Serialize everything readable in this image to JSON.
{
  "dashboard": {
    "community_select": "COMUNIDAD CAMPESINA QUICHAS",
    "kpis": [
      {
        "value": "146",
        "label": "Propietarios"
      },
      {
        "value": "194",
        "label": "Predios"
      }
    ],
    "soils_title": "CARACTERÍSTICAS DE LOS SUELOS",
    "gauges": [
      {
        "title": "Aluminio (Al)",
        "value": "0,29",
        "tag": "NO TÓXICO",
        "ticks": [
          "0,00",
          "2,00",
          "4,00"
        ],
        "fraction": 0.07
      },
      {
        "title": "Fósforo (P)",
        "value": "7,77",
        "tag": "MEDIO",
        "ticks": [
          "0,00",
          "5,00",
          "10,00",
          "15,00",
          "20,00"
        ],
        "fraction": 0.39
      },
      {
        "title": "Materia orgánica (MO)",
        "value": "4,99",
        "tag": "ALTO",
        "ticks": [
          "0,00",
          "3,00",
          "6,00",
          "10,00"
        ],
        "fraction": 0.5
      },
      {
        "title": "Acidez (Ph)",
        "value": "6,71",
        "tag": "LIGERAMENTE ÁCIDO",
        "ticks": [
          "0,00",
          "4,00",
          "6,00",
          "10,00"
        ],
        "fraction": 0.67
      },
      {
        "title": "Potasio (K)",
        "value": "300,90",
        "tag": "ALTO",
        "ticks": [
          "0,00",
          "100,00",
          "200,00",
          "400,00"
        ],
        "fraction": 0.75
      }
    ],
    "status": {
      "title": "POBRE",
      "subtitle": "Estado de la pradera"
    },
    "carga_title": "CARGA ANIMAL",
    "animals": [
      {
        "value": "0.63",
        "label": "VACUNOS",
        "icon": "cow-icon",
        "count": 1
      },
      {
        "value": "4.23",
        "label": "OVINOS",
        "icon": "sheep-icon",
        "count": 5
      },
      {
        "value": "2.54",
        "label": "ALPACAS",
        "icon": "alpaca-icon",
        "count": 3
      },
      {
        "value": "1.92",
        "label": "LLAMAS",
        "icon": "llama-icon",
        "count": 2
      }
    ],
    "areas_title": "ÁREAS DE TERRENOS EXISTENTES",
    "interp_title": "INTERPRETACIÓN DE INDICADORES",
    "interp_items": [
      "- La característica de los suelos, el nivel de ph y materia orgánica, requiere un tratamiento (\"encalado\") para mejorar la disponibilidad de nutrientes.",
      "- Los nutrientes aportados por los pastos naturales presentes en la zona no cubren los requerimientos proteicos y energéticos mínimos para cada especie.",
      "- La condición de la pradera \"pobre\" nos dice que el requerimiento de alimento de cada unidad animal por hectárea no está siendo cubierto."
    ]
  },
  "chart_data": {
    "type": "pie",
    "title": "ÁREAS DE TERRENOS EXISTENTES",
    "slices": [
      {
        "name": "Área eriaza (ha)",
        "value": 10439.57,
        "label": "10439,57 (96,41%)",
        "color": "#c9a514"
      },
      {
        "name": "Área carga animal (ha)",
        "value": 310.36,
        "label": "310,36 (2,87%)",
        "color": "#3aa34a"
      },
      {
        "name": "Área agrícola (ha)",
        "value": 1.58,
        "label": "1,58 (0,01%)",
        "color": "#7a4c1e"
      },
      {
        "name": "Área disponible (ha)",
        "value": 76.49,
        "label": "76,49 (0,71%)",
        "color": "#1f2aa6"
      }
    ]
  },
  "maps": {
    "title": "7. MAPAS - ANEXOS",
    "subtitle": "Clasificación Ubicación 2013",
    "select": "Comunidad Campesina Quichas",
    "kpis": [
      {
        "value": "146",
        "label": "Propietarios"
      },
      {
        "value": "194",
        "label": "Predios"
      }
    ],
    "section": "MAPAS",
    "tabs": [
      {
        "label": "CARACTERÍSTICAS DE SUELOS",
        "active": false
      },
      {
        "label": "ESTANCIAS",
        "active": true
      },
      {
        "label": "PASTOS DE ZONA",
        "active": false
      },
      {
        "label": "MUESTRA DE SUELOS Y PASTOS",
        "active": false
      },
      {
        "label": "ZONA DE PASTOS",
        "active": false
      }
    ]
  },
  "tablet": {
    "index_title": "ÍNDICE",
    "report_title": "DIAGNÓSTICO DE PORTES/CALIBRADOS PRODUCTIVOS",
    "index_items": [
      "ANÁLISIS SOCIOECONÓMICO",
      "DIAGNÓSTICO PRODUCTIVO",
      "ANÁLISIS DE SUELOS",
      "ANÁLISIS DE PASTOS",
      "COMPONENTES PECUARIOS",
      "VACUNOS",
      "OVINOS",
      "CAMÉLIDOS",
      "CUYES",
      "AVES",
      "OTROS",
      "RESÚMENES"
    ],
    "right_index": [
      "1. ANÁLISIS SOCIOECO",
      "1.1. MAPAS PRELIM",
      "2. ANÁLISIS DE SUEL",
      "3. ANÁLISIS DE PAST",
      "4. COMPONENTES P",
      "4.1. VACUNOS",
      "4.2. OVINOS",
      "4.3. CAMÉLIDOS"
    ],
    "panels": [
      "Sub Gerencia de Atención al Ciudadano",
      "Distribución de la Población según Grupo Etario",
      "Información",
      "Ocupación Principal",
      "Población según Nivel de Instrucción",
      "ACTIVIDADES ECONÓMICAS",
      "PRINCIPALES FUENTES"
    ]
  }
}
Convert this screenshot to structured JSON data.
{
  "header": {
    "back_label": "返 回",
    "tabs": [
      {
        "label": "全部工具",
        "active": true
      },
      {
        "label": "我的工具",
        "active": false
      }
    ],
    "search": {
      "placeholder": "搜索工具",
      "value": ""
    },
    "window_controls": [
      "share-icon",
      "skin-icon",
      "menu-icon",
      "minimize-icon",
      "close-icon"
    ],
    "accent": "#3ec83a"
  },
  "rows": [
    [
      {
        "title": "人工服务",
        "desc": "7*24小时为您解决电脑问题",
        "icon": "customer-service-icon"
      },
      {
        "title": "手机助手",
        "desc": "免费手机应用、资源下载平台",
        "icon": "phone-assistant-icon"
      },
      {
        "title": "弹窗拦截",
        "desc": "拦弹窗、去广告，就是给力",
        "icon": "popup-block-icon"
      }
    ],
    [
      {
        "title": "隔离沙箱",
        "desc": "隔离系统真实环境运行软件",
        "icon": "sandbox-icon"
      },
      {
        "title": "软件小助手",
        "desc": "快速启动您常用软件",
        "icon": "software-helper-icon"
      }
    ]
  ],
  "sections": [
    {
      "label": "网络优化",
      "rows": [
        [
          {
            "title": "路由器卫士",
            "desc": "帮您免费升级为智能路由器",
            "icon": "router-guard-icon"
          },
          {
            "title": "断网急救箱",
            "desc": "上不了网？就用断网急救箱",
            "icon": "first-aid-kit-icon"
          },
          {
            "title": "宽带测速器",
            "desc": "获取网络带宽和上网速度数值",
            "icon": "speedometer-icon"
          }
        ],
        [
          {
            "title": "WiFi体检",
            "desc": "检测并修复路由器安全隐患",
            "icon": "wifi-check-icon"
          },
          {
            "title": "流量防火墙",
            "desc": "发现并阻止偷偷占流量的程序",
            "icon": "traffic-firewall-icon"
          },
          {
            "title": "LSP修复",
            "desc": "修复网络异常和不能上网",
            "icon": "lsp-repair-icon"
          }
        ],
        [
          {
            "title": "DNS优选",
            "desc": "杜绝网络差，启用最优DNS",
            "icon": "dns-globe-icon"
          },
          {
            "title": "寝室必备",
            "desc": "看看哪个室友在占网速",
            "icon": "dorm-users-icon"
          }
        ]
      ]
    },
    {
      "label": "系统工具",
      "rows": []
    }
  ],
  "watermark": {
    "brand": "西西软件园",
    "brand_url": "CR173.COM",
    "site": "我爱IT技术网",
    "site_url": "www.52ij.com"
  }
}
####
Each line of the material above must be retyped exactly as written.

Serialize everything readable in this image to JSON.
{
  "dashboard": {
    "community_select": "COMUNIDAD CAMPESINA QUICHAS",
    "kpis": [
      {
        "value": "146",
        "label": "Propietarios"
      },
      {
        "value": "194",
        "label": "Predios"
      }
    ],
    "soils_title": "CARACTERÍSTICAS DE LOS SUELOS",
    "gauges": [
      {
        "title": "Aluminio (Al)",
        "value": "0,29",
        "tag": "NO TÓXICO",
        "ticks": [
          "0,00",
          "2,00",
          "4,00"
        ],
        "fraction": 0.07
      },
      {
        "title": "Fósforo (P)",
        "value": "7,77",
        "tag": "MEDIO",
        "ticks": [
          "0,00",
          "5,00",
          "10,00",
          "15,00",
          "20,00"
        ],
        "fraction": 0.39
      },
      {
        "title": "Materia orgánica (MO)",
        "value": "4,99",
        "tag": "ALTO",
        "ticks": [
          "0,00",
          "3,00",
          "6,00",
          "10,00"
        ],
        "fraction": 0.5
      },
      {
        "title": "Acidez (Ph)",
        "value": "6,71",
        "tag": "LIGERAMENTE ÁCIDO",
        "ticks": [
          "0,00",
          "4,00",
          "6,00",
          "10,00"
        ],
        "fraction": 0.67
      },
      {
        "title": "Potasio (K)",
        "value": "300,90",
        "tag": "ALTO",
        "ticks": [
          "0,00",
          "100,00",
          "200,00",
          "400,00"
        ],
        "fraction": 0.75
      }
    ],
    "status": {
      "title": "POBRE",
      "subtitle": "Estado de la pradera"
    },
    "carga_title": "CARGA ANIMAL",
    "animals": [
      {
        "value": "0.63",
        "label": "VACUNOS",
        "icon": "cow-icon",
        "count": 1
      },
      {
        "value": "4.23",
        "label": "OVINOS",
        "icon": "sheep-icon",
        "count": 5
      },
      {
        "value": "2.54",
        "label": "ALPACAS",
        "icon": "alpaca-icon",
        "count": 3
      },
      {
        "value": "1.92",
        "label": "LLAMAS",
        "icon": "llama-icon",
        "count": 2
      }
    ],
    "areas_title": "ÁREAS DE TERRENOS EXISTENTES",
    "interp_title": "INTERPRETACIÓN DE INDICADORES",
    "interp_items": [
      "- La característica de los suelos, el nivel de ph y materia orgánica, requiere un tratamiento (\"encalado\") para mejorar la disponibilidad de nutrientes.",
      "- Los nutrientes aportados por los pastos naturales presentes en la zona no cubren los requerimientos proteicos y energéticos mínimos para cada especie.",
      "- La condición de la pradera \"pobre\" nos dice que el requerimiento de alimento de cada unidad animal por hectárea no está siendo cubierto."
    ]
  },
  "chart_data": {
    "type": "pie",
    "title": "ÁREAS DE TERRENOS EXISTENTES",
    "slices": [
      {
        "name": "Área eriaza (ha)",
        "value": 10439.57,
        "label": "10439,57 (96,41%)",
        "color": "#c9a514"
      },
      {
        "name": "Área carga animal (ha)",
        "value": 310.36,
        "label": "310,36 (2,87%)",
        "color": "#3aa34a"
      },
      {
        "name": "Área agrícola (ha)",
        "value": 1.58,
        "label": "1,58 (0,01%)",
        "color": "#7a4c1e"
      },
      {
        "name": "Área disponible (ha)",
        "value": 76.49,
        "label": "76,49 (0,71%)",
        "color": "#1f2aa6"
      }
    ]
  },
  "maps": {
    "title": "7. MAPAS - ANEXOS",
    "subtitle": "Clasificación Ubicación 2013",
    "select": "Comunidad Campesina Quichas",
    "kpis": [
      {
        "value": "146",
        "label": "Propietarios"
      },
      {
        "value": "194",
        "label": "Predios"
      }
    ],
    "section": "MAPAS",
    "tabs": [
      {
        "label": "CARACTERÍSTICAS DE SUELOS",
        "active": false
      },
      {
        "label": "ESTANCIAS",
        "active": true
      },
      {
        "label": "PASTOS DE ZONA",
        "active": false
      },
      {
        "label": "MUESTRA DE SUELOS Y PASTOS",
        "active": false
      },
      {
        "label": "ZONA DE PASTOS",
        "active": false
      }
    ]
  },
  "tablet": {
    "index_title": "ÍNDICE",
    "report_title": "DIAGNÓSTICO DE PORTES/CALIBRADOS PRODUCTIVOS",
    "index_items": [
      "ANÁLISIS SOCIOECONÓMICO",
      "DIAGNÓSTICO PRODUCTIVO",
      "ANÁLISIS DE SUELOS",
      "ANÁLISIS DE PASTOS",
      "COMPONENTES PECUARIOS",
      "VACUNOS",
      "OVINOS",
      "CAMÉLIDOS",
      "CUYES",
      "AVES",
      "OTROS",
      "RESÚMENES"
    ],
    "right_index": [
      "1. ANÁLISIS SOCIOECO",
      "1.1. MAPAS PRELIM",
      "2. ANÁLISIS DE SUEL",
      "3. ANÁLISIS DE PAST",
      "4. COMPONENTES P",
      "4.1. VACUNOS",
      "4.2. OVINOS",
      "4.3. CAMÉLIDOS"
    ],
    "panels": [
      "Sub Gerencia de Atención al Ciudadano",
      "Distribución de la Población según Grupo Etario",
      "Información",
      "Ocupación Principal",
      "Población según Nivel de Instrucción",
      "ACTIVIDADES ECONÓMICAS",
      "PRINCIPALES FUENTES"
    ]
  }
}
Convert this screenshot to structured JSON data.
{
  "header": {
    "back_label": "返 回",
    "tabs": [
      {
        "label": "全部工具",
        "active": true
      },
      {
        "label": "我的工具",
        "active": false
      }
    ],
    "search": {
      "placeholder": "搜索工具",
      "value": ""
    },
    "window_controls": [
      "share-icon",
      "skin-icon",
      "menu-icon",
      "minimize-icon",
      "close-icon"
    ],
    "accent": "#3ec83a"
  },
  "rows": [
    [
      {
        "title": "人工服务",
        "desc": "7*24小时为您解决电脑问题",
        "icon": "customer-service-icon"
      },
      {
        "title": "手机助手",
        "desc": "免费手机应用、资源下载平台",
        "icon": "phone-assistant-icon"
      },
      {
        "title": "弹窗拦截",
        "desc": "拦弹窗、去广告，就是给力",
        "icon": "popup-block-icon"
      }
    ],
    [
      {
        "title": "隔离沙箱",
        "desc": "隔离系统真实环境运行软件",
        "icon": "sandbox-icon"
      },
      {
        "title": "软件小助手",
        "desc": "快速启动您常用软件",
        "icon": "software-helper-icon"
      }
    ]
  ],
  "sections": [
    {
      "label": "网络优化",
      "rows": [
        [
          {
            "title": "路由器卫士",
            "desc": "帮您免费升级为智能路由器",
            "icon": "router-guard-icon"
          },
          {
            "title": "断网急救箱",
            "desc": "上不了网？就用断网急救箱",
            "icon": "first-aid-kit-icon"
          },
          {
            "title": "宽带测速器",
            "desc": "获取网络带宽和上网速度数值",
            "icon": "speedometer-icon"
          }
        ],
        [
          {
            "title": "WiFi体检",
            "desc": "检测并修复路由器安全隐患",
            "icon": "wifi-check-icon"
          },
          {
            "title": "流量防火墙",
            "desc": "发现并阻止偷偷占流量的程序",
            "icon": "traffic-firewall-icon"
          },
          {
            "title": "LSP修复",
            "desc": "修复网络异常和不能上网",
            "icon": "lsp-repair-icon"
          }
        ],
        [
          {
            "title": "DNS优选",
            "desc": "杜绝网络差，启用最优DNS",
            "icon": "dns-globe-icon"
          },
          {
            "title": "寝室必备",
            "desc": "看看哪个室友在占网速",
            "icon": "dorm-users-icon"
          }
        ]
      ]
    },
    {
      "label": "系统工具",
      "rows": []
    }
  ],
  "watermark": {
    "brand": "西西软件园",
    "brand_url": "CR173.COM",
    "site": "我爱IT技术网",
    "site_url": "www.52ij.com"
  }
}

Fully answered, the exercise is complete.